More than 4 million Yemenis have been driven from their homes; around one-fifth of newly displaced people in 2021 were in the energy-rich province of Marib which Houthis have attempted to seize for over a year, it said.

Ghalib al-Najjar and his family lives in the Dharwan camp on the outskirts the rebel-held Sanaa. The 48-year-old father, his wife, and seven children are at risk of famine amid price hikes and lack of humanitarian assistance.

“In the morning, half of us are fasting and I’m doing my best to provide food —if available — to the others,” he said in a recent interview. “We live like ants on the ground or fish in the sea. We eat what we find on our way.”

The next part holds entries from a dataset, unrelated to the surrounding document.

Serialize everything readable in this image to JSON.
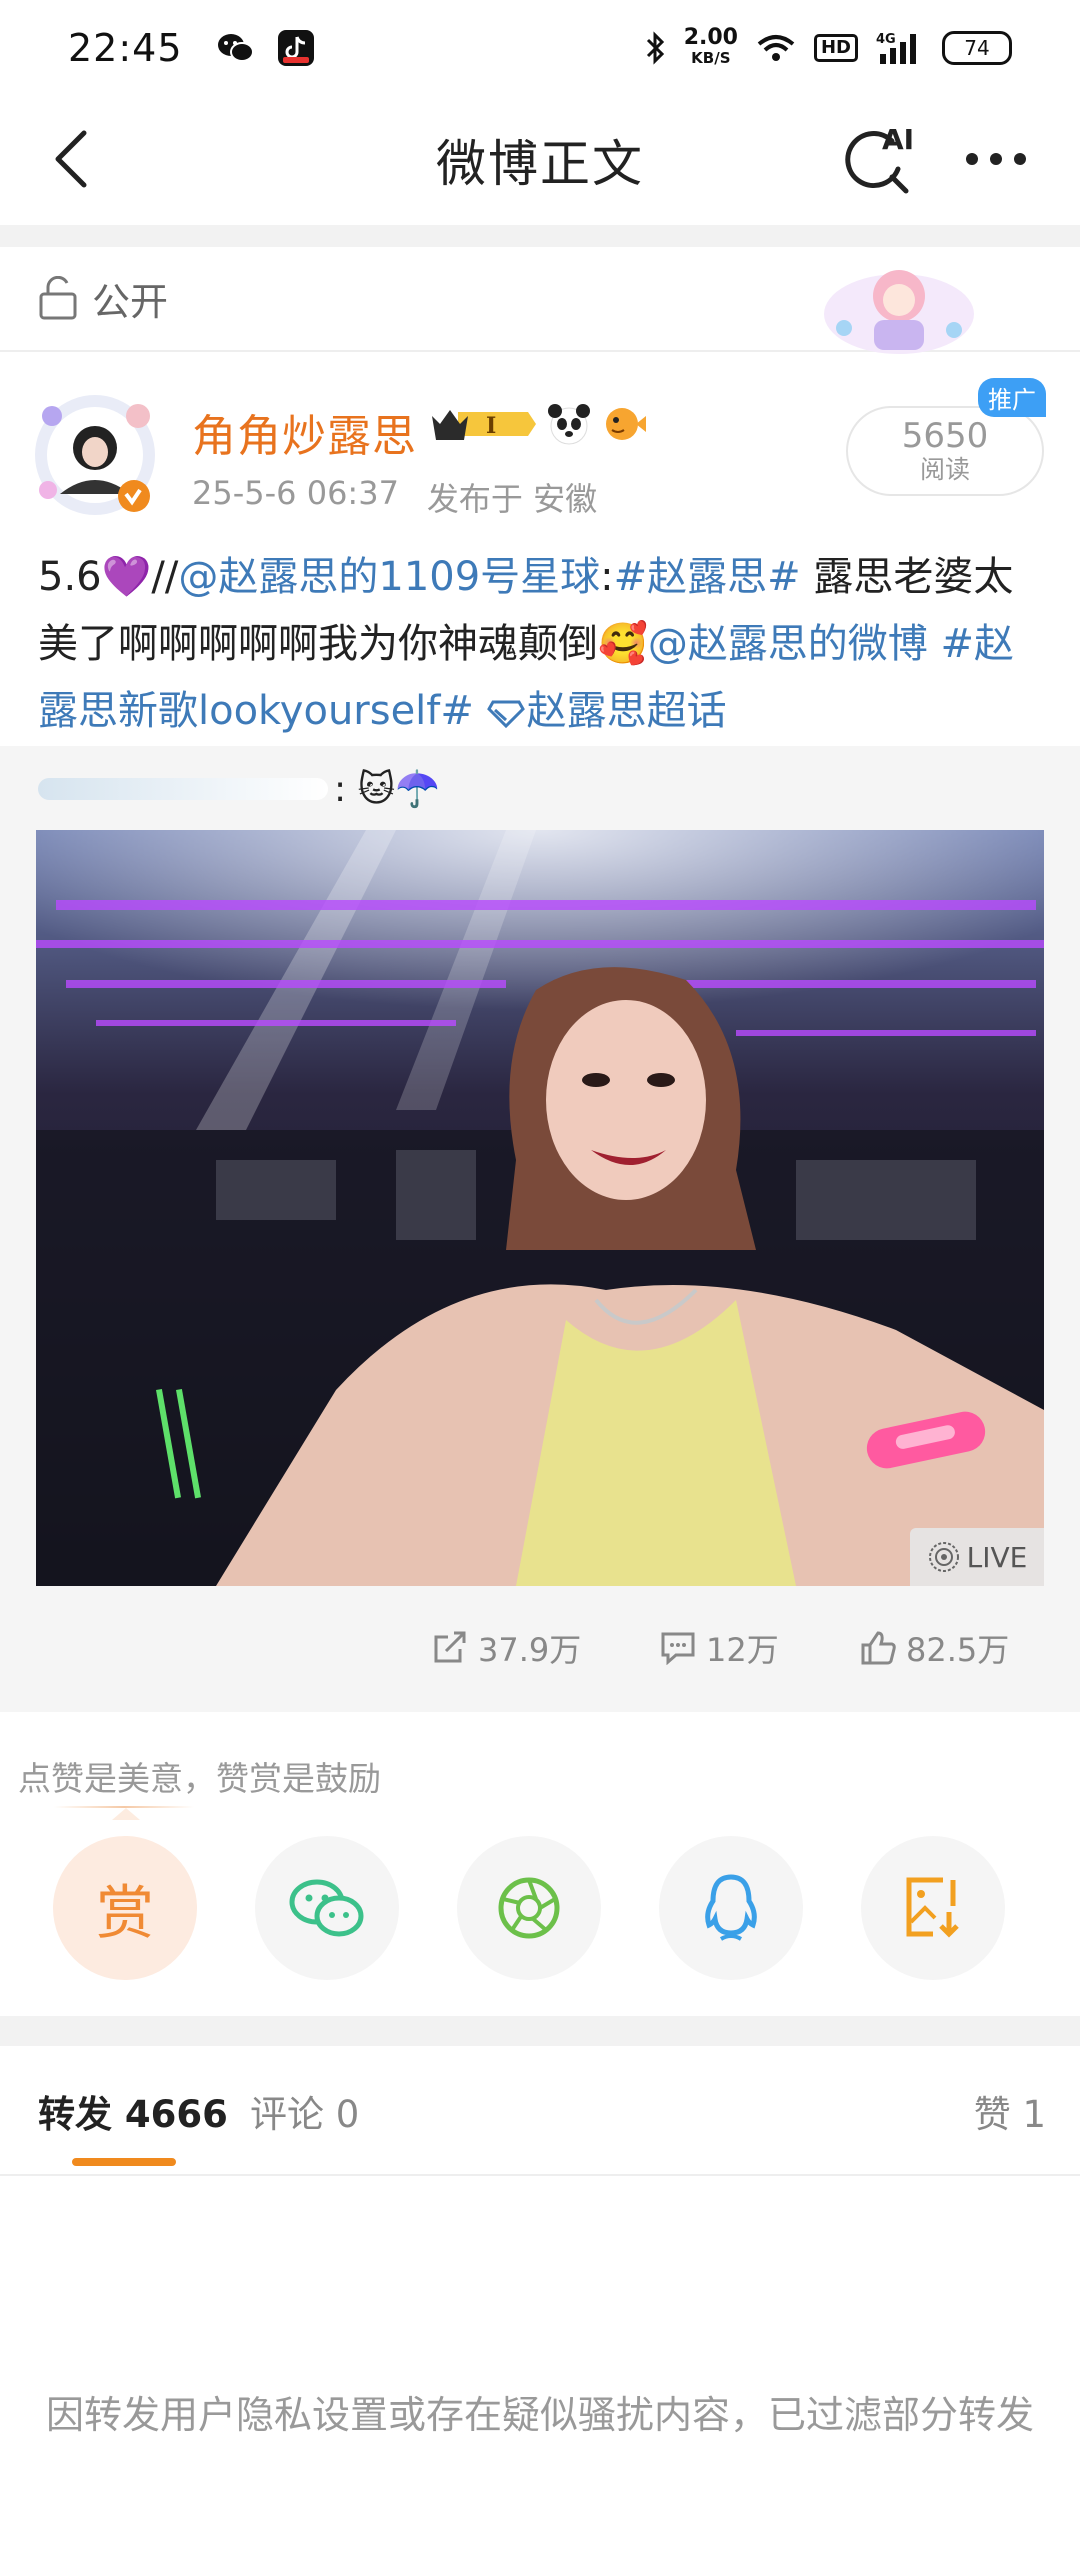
{
  "status_bar": {
    "time": "22:45",
    "net_speed_value": "2.00",
    "net_speed_unit": "KB/S",
    "hd": "HD",
    "network": "4G",
    "battery": "74"
  },
  "nav": {
    "title": "微博正文"
  },
  "privacy": {
    "label": "公开"
  },
  "post": {
    "author": "角角炒露思",
    "level_badge": "I",
    "date": "25-5-6 06:37",
    "location": "发布于 安徽",
    "read_count": "5650",
    "read_label": "阅读",
    "promo_label": "推广",
    "text_segments": [
      {
        "text": "5.6💜//",
        "type": "plain"
      },
      {
        "text": "@赵露思的1109号星球",
        "type": "link"
      },
      {
        "text": ":",
        "type": "plain"
      },
      {
        "text": "#赵露思#",
        "type": "link"
      },
      {
        "text": " 露思老婆太美了啊啊啊啊啊我为你神魂颠倒🥰",
        "type": "plain"
      },
      {
        "text": "@赵露思的微博",
        "type": "link"
      },
      {
        "text": " ",
        "type": "plain"
      },
      {
        "text": "#赵露思新歌lookyourself#",
        "type": "link"
      },
      {
        "text": " ",
        "type": "plain"
      },
      {
        "text": "赵露思超话",
        "type": "link"
      }
    ]
  },
  "embed": {
    "text": ": 🐱☂️",
    "live_label": "LIVE",
    "reposts": "37.9万",
    "comments": "12万",
    "likes": "82.5万"
  },
  "reward": {
    "tip": "点赞是美意，赞赏是鼓励",
    "reward_char": "赏"
  },
  "tabs": {
    "reposts": "转发 4666",
    "comments": "评论 0",
    "likes": "赞 1"
  },
  "filter_note": "因转发用户隐私设置或存在疑似骚扰内容，已过滤部分转发",
  "colors": {
    "brand_orange": "#e8731e",
    "link_blue": "#3e7ab8",
    "tab_indicator": "#f08a1e",
    "wechat_green": "#3cc18a",
    "moments_green": "#6cc04a",
    "qq_blue": "#3aa0e8",
    "save_orange": "#f2a020"
  }
}
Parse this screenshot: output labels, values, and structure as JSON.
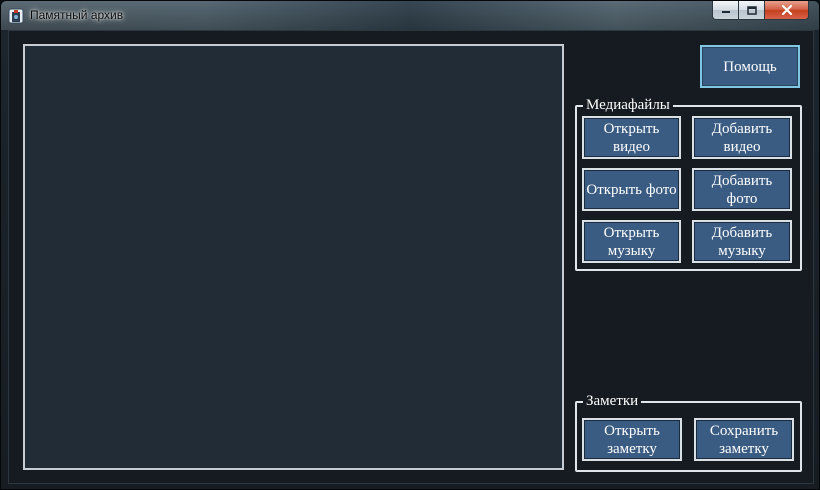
{
  "window": {
    "title": "Памятный архив",
    "icon": "app-archive-icon"
  },
  "caption_buttons": {
    "minimize_icon": "minimize-icon",
    "maximize_icon": "maximize-icon",
    "close_icon": "close-icon"
  },
  "help_button": {
    "label": "Помощь"
  },
  "media_group": {
    "title": "Медиафайлы",
    "buttons": [
      {
        "label": "Открыть видео"
      },
      {
        "label": "Добавить видео"
      },
      {
        "label": "Открыть фото"
      },
      {
        "label": "Добавить фото"
      },
      {
        "label": "Открыть музыку"
      },
      {
        "label": "Добавить музыку"
      }
    ]
  },
  "notes_group": {
    "title": "Заметки",
    "buttons": [
      {
        "label": "Открыть заметку"
      },
      {
        "label": "Сохранить заметку"
      }
    ]
  },
  "colors": {
    "button_fill": "#3b5c82",
    "help_border": "#7fc7e3",
    "viewer_bg": "#222c37",
    "window_bg": "#151b21"
  }
}
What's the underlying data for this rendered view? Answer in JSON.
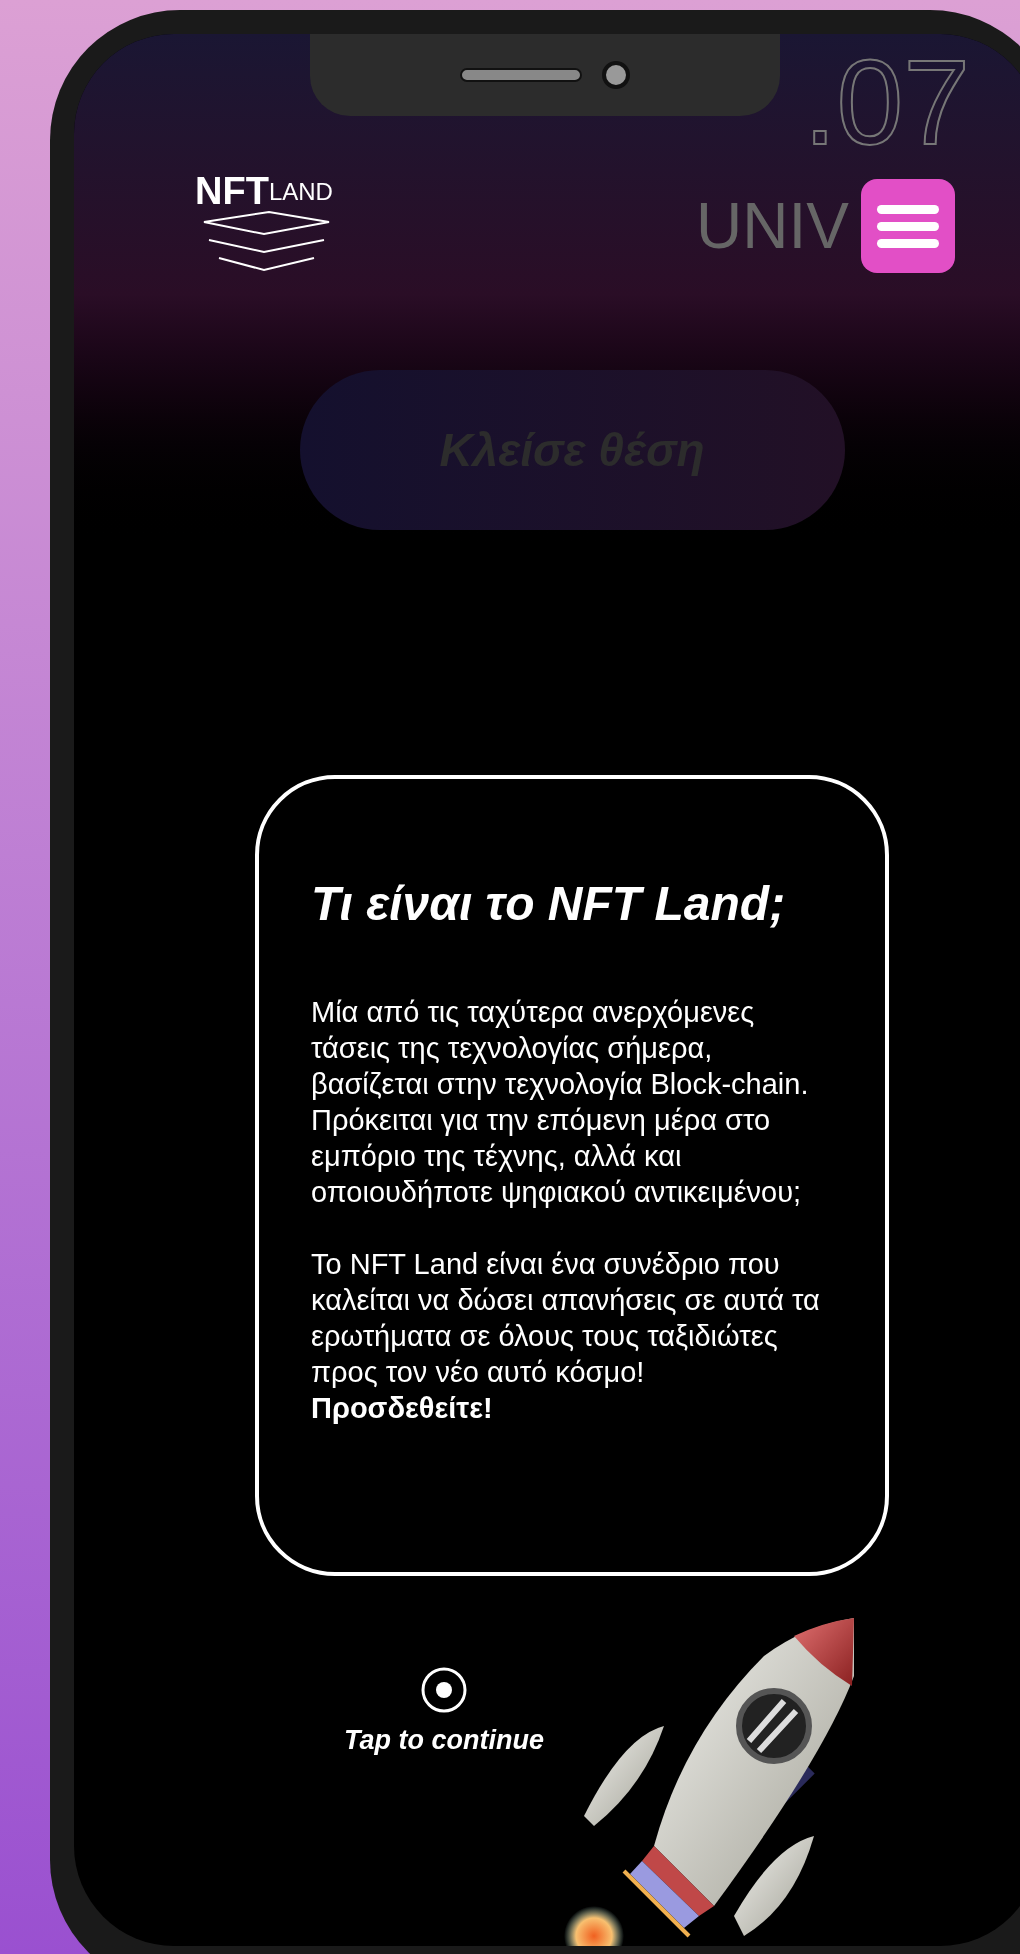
{
  "hero": {
    "date": ".07",
    "venue": "UNIV"
  },
  "logo": {
    "main": "NFT",
    "sub": "LAND"
  },
  "book_button": {
    "label": "Κλείσε θέση",
    "disabled": true
  },
  "info_card": {
    "title": "Τι είναι το NFT Land;",
    "paragraphs": [
      "Μία από τις ταχύτερα ανερχόμενες τάσεις της τεχνολογίας σήμερα, βασίζεται στην τεχνολογία Block-chain. Πρόκειται για την επόμενη μέρα στο εμπόριο της τέχνης, αλλά και οποιουδήποτε ψηφιακού αντικειμένου;",
      "Το NFT Land είναι ένα συνέδριο που καλείται να δώσει απανήσεις σε αυτά τα ερωτήματα σε όλους τους ταξιδιώτες προς τον νέο αυτό κόσμο! **Προσδεθείτε!**"
    ]
  },
  "tap_hint": "Tap to continue"
}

The conference comes as peace efforts stall, with fighting escalating since the beginning of 2022. The Saudi-led coalition has stepped up its support to government ground forces to fend off the Houthis’ offensive on Marib. Clashes have also intensified elsewhere, and the Houthis accelerated their cross-border attacks on Saudi Arabia and the United Arab Emirates.

Speakers from around the globe called on warring parties to de-escalate.

“We must address the underlying drivers of humanitarian need, break the cycle of violence, and change Yemen’s trajectory,” the U.N. chief said. “Allowing the war to continue is a choice. So is ending it. I appeal to the parties to choose peace.”